ABOUT THIS EXERCISE: Go through the data below line by line and report how many lines contain "Course", giving only that figure.

DATASET EXCERPTS:
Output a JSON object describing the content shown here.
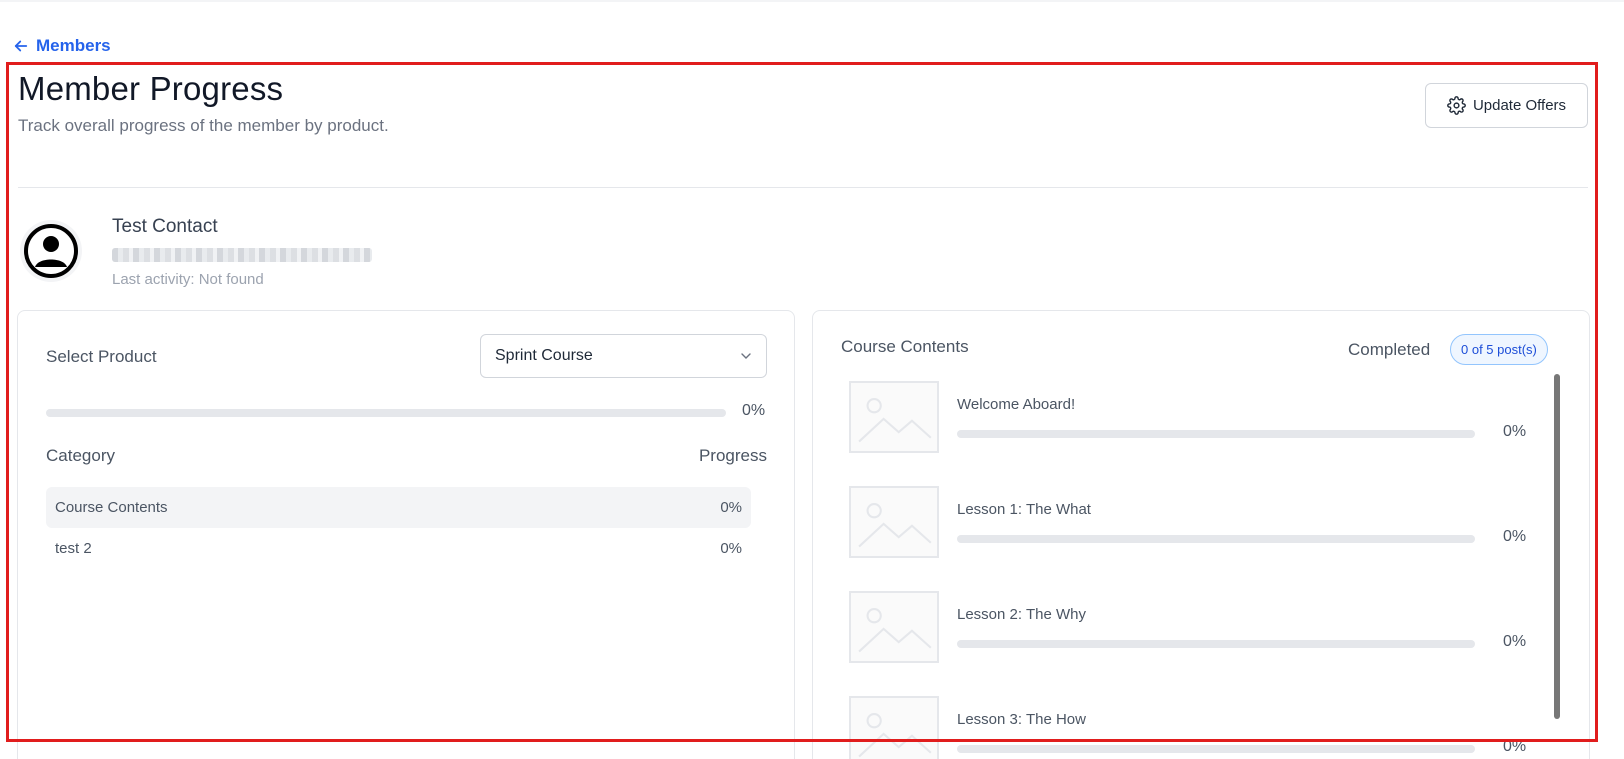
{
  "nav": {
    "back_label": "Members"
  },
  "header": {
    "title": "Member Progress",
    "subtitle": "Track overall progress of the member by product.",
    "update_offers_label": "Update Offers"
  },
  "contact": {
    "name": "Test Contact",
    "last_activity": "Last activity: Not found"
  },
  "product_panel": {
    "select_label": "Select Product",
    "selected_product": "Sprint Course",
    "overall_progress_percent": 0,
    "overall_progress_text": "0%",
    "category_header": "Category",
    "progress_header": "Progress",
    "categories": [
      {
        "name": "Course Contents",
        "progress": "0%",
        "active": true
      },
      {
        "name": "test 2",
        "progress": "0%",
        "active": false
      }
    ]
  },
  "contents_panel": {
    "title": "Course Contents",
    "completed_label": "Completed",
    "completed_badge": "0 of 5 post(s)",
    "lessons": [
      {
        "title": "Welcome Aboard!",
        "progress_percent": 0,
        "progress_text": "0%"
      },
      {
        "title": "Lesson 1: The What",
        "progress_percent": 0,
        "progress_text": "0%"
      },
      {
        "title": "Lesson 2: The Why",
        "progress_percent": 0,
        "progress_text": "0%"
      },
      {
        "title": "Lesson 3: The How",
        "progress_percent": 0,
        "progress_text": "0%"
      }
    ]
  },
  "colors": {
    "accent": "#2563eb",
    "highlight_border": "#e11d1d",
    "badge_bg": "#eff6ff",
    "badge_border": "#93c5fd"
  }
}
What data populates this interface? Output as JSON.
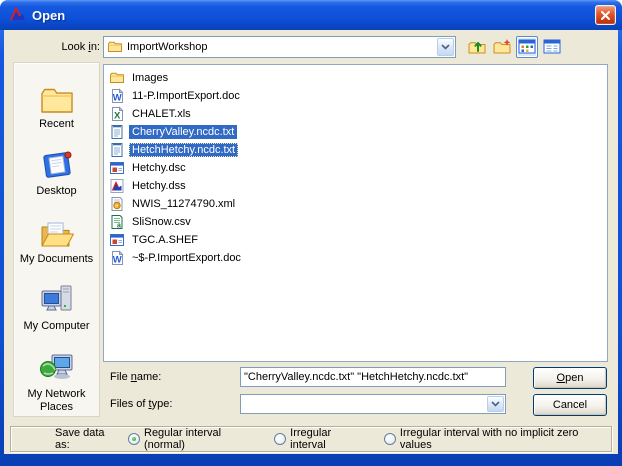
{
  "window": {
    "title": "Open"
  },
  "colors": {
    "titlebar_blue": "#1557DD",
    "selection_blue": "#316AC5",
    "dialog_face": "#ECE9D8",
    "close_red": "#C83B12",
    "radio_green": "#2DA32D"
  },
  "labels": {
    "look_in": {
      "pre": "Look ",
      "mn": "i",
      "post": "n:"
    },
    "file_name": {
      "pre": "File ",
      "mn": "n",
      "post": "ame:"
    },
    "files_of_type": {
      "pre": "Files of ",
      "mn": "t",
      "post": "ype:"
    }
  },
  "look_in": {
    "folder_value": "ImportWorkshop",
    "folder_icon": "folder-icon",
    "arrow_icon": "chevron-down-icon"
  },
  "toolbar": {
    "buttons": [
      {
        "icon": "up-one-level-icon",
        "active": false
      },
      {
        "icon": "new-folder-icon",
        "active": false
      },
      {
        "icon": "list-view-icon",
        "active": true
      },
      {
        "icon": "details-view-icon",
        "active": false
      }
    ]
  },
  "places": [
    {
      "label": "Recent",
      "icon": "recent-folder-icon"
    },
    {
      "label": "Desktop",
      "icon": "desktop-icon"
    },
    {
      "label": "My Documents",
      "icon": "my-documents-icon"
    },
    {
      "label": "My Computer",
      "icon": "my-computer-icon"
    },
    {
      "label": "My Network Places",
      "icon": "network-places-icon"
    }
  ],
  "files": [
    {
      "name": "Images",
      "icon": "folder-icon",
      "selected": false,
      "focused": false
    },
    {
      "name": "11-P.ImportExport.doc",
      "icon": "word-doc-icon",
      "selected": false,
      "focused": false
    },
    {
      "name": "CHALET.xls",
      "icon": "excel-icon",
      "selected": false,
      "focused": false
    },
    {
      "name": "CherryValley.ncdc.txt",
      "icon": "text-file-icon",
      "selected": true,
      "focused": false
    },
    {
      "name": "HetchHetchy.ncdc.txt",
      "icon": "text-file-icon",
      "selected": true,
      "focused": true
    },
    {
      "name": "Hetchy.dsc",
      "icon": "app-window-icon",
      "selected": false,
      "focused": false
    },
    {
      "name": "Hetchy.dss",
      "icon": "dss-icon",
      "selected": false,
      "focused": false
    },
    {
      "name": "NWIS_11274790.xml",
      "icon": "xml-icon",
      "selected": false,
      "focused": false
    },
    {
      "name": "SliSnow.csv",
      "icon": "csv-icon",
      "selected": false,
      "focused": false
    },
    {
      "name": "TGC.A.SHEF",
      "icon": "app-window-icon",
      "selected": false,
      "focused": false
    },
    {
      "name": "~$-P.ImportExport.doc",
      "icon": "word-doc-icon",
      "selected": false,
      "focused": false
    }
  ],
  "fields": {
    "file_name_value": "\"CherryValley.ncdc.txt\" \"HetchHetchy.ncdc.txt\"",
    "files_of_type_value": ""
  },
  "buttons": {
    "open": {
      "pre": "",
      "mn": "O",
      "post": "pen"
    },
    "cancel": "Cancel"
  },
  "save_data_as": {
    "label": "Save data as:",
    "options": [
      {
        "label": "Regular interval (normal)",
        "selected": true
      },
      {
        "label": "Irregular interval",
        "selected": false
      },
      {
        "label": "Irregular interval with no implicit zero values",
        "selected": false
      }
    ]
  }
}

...

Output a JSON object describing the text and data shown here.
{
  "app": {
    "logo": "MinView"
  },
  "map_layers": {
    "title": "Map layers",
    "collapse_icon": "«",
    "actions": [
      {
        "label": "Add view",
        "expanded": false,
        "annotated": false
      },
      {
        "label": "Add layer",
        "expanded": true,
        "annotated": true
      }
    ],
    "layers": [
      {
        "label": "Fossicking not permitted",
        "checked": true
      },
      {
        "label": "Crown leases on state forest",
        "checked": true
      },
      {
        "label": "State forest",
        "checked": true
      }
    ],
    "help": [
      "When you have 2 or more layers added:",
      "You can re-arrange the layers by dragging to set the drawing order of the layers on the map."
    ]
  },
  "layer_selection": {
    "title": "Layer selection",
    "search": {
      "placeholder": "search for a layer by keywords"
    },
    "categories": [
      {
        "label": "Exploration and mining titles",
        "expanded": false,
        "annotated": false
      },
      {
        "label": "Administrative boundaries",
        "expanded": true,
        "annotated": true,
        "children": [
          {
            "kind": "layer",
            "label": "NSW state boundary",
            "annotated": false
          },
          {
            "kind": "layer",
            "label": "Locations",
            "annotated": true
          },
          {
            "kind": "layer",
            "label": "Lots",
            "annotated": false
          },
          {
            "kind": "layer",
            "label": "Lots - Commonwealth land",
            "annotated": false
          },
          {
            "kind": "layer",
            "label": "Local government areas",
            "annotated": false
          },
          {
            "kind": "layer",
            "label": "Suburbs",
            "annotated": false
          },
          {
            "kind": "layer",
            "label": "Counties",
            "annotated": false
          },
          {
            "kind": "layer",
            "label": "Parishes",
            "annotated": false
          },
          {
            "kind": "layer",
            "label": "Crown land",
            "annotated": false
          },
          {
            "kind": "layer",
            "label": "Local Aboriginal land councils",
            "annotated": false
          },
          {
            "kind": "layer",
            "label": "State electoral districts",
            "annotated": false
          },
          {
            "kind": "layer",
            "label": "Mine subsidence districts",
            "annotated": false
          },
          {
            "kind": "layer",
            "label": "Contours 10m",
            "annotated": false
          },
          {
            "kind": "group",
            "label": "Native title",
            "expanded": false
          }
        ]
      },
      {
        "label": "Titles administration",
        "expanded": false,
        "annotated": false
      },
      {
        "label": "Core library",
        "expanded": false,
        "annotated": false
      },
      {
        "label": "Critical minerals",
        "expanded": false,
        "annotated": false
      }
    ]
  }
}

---

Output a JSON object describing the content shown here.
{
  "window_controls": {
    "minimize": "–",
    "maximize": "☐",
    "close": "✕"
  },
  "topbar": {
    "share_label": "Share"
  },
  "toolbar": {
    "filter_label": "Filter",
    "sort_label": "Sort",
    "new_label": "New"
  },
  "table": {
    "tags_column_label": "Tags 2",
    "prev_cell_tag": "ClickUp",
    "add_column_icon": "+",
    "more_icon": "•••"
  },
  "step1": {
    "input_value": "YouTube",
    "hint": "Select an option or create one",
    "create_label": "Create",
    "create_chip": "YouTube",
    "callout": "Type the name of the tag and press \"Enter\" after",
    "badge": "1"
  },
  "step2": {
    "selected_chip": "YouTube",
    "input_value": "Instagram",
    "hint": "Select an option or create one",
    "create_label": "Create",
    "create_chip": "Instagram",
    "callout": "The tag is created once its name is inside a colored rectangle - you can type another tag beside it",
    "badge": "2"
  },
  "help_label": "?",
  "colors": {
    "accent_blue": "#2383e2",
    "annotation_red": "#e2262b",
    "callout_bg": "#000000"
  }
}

WRITTEN SOLUTION: 3